■ TASK DESCRIPTION:
Please print the whole listing below exactly as it stands.
•••••
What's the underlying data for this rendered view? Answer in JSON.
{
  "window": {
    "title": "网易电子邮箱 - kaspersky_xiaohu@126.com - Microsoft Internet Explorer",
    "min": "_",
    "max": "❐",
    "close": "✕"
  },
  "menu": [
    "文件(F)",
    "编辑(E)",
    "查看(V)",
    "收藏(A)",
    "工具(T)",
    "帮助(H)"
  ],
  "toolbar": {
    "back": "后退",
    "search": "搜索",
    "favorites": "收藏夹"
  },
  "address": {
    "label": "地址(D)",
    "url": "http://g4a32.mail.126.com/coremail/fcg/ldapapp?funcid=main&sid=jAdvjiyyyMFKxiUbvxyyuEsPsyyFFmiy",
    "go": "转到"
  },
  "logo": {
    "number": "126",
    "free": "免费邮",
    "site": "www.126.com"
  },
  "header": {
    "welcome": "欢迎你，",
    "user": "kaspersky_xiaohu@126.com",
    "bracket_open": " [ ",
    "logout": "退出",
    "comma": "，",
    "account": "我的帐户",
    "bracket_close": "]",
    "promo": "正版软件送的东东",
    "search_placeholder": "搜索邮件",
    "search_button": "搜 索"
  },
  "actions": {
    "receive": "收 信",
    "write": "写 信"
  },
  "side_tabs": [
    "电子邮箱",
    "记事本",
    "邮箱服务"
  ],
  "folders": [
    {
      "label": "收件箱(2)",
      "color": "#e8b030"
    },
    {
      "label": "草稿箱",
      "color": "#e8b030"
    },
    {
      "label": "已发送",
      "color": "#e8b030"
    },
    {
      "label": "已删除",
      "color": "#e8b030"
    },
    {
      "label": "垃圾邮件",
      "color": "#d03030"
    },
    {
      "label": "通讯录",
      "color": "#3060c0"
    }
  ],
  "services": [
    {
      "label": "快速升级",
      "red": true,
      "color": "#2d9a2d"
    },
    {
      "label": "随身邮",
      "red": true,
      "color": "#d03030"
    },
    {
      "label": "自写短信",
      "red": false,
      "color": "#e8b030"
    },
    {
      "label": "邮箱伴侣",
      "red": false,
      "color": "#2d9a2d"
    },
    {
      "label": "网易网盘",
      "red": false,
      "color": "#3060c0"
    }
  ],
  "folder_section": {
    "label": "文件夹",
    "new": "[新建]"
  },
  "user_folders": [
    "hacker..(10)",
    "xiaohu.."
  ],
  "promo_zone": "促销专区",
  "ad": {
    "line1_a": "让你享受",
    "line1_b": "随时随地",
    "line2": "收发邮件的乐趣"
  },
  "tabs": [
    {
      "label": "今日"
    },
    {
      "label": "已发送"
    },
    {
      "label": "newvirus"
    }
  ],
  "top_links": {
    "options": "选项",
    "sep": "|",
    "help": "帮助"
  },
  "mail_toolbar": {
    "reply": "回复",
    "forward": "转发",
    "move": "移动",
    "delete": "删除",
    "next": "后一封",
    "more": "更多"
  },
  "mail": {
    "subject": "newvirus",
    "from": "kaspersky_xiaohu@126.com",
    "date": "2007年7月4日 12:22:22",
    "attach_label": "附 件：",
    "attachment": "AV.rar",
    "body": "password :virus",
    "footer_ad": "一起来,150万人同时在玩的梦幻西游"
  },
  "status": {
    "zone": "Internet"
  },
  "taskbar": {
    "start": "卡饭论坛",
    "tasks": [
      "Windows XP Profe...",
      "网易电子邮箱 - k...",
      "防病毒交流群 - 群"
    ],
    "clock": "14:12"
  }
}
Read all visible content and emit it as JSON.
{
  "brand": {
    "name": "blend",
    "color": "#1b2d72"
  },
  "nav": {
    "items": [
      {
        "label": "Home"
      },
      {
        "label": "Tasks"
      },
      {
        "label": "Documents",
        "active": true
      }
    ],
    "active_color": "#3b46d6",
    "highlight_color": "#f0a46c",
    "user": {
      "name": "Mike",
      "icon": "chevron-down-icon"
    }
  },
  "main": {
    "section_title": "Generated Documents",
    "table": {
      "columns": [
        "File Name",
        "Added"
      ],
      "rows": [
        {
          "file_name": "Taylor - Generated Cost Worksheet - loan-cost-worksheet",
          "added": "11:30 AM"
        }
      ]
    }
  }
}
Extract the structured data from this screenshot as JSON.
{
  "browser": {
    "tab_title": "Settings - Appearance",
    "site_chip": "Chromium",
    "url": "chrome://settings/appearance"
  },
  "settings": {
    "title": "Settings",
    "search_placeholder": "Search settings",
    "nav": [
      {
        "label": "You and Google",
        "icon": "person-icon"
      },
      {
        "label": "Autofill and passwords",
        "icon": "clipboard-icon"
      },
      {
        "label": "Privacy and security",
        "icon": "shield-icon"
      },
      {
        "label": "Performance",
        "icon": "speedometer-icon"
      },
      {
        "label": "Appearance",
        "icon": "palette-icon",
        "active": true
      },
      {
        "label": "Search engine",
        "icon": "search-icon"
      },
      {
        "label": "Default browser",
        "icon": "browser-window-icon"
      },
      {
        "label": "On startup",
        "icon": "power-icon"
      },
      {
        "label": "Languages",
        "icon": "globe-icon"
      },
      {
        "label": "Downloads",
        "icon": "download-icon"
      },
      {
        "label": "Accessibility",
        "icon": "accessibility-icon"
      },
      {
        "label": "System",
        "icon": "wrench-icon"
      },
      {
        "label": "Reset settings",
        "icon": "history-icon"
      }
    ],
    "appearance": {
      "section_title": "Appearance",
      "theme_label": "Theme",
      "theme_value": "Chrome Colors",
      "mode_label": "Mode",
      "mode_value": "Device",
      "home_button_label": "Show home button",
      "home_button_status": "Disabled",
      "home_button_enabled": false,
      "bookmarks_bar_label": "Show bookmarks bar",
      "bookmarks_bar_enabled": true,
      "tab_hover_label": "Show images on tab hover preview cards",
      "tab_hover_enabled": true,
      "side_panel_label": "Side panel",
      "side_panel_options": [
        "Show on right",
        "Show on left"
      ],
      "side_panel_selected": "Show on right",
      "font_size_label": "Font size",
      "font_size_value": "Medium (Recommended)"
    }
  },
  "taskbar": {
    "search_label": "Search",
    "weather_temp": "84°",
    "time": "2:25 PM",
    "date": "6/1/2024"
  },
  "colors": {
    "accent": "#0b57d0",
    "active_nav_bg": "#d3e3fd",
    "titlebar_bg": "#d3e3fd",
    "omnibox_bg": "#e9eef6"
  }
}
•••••
■ FINISHED EXERCISE:
What's the underlying data for this rendered view? Answer in JSON.
{
  "window": {
    "title": "网易电子邮箱 - kaspersky_xiaohu@126.com - Microsoft Internet Explorer",
    "min": "_",
    "max": "❐",
    "close": "✕"
  },
  "menu": [
    "文件(F)",
    "编辑(E)",
    "查看(V)",
    "收藏(A)",
    "工具(T)",
    "帮助(H)"
  ],
  "toolbar": {
    "back": "后退",
    "search": "搜索",
    "favorites": "收藏夹"
  },
  "address": {
    "label": "地址(D)",
    "url": "http://g4a32.mail.126.com/coremail/fcg/ldapapp?funcid=main&sid=jAdvjiyyyMFKxiUbvxyyuEsPsyyFFmiy",
    "go": "转到"
  },
  "logo": {
    "number": "126",
    "free": "免费邮",
    "site": "www.126.com"
  },
  "header": {
    "welcome": "欢迎你，",
    "user": "kaspersky_xiaohu@126.com",
    "bracket_open": " [ ",
    "logout": "退出",
    "comma": "，",
    "account": "我的帐户",
    "bracket_close": "]",
    "promo": "正版软件送的东东",
    "search_placeholder": "搜索邮件",
    "search_button": "搜 索"
  },
  "actions": {
    "receive": "收 信",
    "write": "写 信"
  },
  "side_tabs": [
    "电子邮箱",
    "记事本",
    "邮箱服务"
  ],
  "folders": [
    {
      "label": "收件箱(2)",
      "color": "#e8b030"
    },
    {
      "label": "草稿箱",
      "color": "#e8b030"
    },
    {
      "label": "已发送",
      "color": "#e8b030"
    },
    {
      "label": "已删除",
      "color": "#e8b030"
    },
    {
      "label": "垃圾邮件",
      "color": "#d03030"
    },
    {
      "label": "通讯录",
      "color": "#3060c0"
    }
  ],
  "services": [
    {
      "label": "快速升级",
      "red": true,
      "color": "#2d9a2d"
    },
    {
      "label": "随身邮",
      "red": true,
      "color": "#d03030"
    },
    {
      "label": "自写短信",
      "red": false,
      "color": "#e8b030"
    },
    {
      "label": "邮箱伴侣",
      "red": false,
      "color": "#2d9a2d"
    },
    {
      "label": "网易网盘",
      "red": false,
      "color": "#3060c0"
    }
  ],
  "folder_section": {
    "label": "文件夹",
    "new": "[新建]"
  },
  "user_folders": [
    "hacker..(10)",
    "xiaohu.."
  ],
  "promo_zone": "促销专区",
  "ad": {
    "line1_a": "让你享受",
    "line1_b": "随时随地",
    "line2": "收发邮件的乐趣"
  },
  "tabs": [
    {
      "label": "今日"
    },
    {
      "label": "已发送"
    },
    {
      "label": "newvirus"
    }
  ],
  "top_links": {
    "options": "选项",
    "sep": "|",
    "help": "帮助"
  },
  "mail_toolbar": {
    "reply": "回复",
    "forward": "转发",
    "move": "移动",
    "delete": "删除",
    "next": "后一封",
    "more": "更多"
  },
  "mail": {
    "subject": "newvirus",
    "from": "kaspersky_xiaohu@126.com",
    "date": "2007年7月4日 12:22:22",
    "attach_label": "附 件：",
    "attachment": "AV.rar",
    "body": "password :virus",
    "footer_ad": "一起来,150万人同时在玩的梦幻西游"
  },
  "status": {
    "zone": "Internet"
  },
  "taskbar": {
    "start": "卡饭论坛",
    "tasks": [
      "Windows XP Profe...",
      "网易电子邮箱 - k...",
      "防病毒交流群 - 群"
    ],
    "clock": "14:12"
  }
}
Read all visible content and emit it as JSON.
{
  "brand": {
    "name": "blend",
    "color": "#1b2d72"
  },
  "nav": {
    "items": [
      {
        "label": "Home"
      },
      {
        "label": "Tasks"
      },
      {
        "label": "Documents",
        "active": true
      }
    ],
    "active_color": "#3b46d6",
    "highlight_color": "#f0a46c",
    "user": {
      "name": "Mike",
      "icon": "chevron-down-icon"
    }
  },
  "main": {
    "section_title": "Generated Documents",
    "table": {
      "columns": [
        "File Name",
        "Added"
      ],
      "rows": [
        {
          "file_name": "Taylor - Generated Cost Worksheet - loan-cost-worksheet",
          "added": "11:30 AM"
        }
      ]
    }
  }
}
Extract the structured data from this screenshot as JSON.
{
  "browser": {
    "tab_title": "Settings - Appearance",
    "site_chip": "Chromium",
    "url": "chrome://settings/appearance"
  },
  "settings": {
    "title": "Settings",
    "search_placeholder": "Search settings",
    "nav": [
      {
        "label": "You and Google",
        "icon": "person-icon"
      },
      {
        "label": "Autofill and passwords",
        "icon": "clipboard-icon"
      },
      {
        "label": "Privacy and security",
        "icon": "shield-icon"
      },
      {
        "label": "Performance",
        "icon": "speedometer-icon"
      },
      {
        "label": "Appearance",
        "icon": "palette-icon",
        "active": true
      },
      {
        "label": "Search engine",
        "icon": "search-icon"
      },
      {
        "label": "Default browser",
        "icon": "browser-window-icon"
      },
      {
        "label": "On startup",
        "icon": "power-icon"
      },
      {
        "label": "Languages",
        "icon": "globe-icon"
      },
      {
        "label": "Downloads",
        "icon": "download-icon"
      },
      {
        "label": "Accessibility",
        "icon": "accessibility-icon"
      },
      {
        "label": "System",
        "icon": "wrench-icon"
      },
      {
        "label": "Reset settings",
        "icon": "history-icon"
      }
    ],
    "appearance": {
      "section_title": "Appearance",
      "theme_label": "Theme",
      "theme_value": "Chrome Colors",
      "mode_label": "Mode",
      "mode_value": "Device",
      "home_button_label": "Show home button",
      "home_button_status": "Disabled",
      "home_button_enabled": false,
      "bookmarks_bar_label": "Show bookmarks bar",
      "bookmarks_bar_enabled": true,
      "tab_hover_label": "Show images on tab hover preview cards",
      "tab_hover_enabled": true,
      "side_panel_label": "Side panel",
      "side_panel_options": [
        "Show on right",
        "Show on left"
      ],
      "side_panel_selected": "Show on right",
      "font_size_label": "Font size",
      "font_size_value": "Medium (Recommended)"
    }
  },
  "taskbar": {
    "search_label": "Search",
    "weather_temp": "84°",
    "time": "2:25 PM",
    "date": "6/1/2024"
  },
  "colors": {
    "accent": "#0b57d0",
    "active_nav_bg": "#d3e3fd",
    "titlebar_bg": "#d3e3fd",
    "omnibox_bg": "#e9eef6"
  }
}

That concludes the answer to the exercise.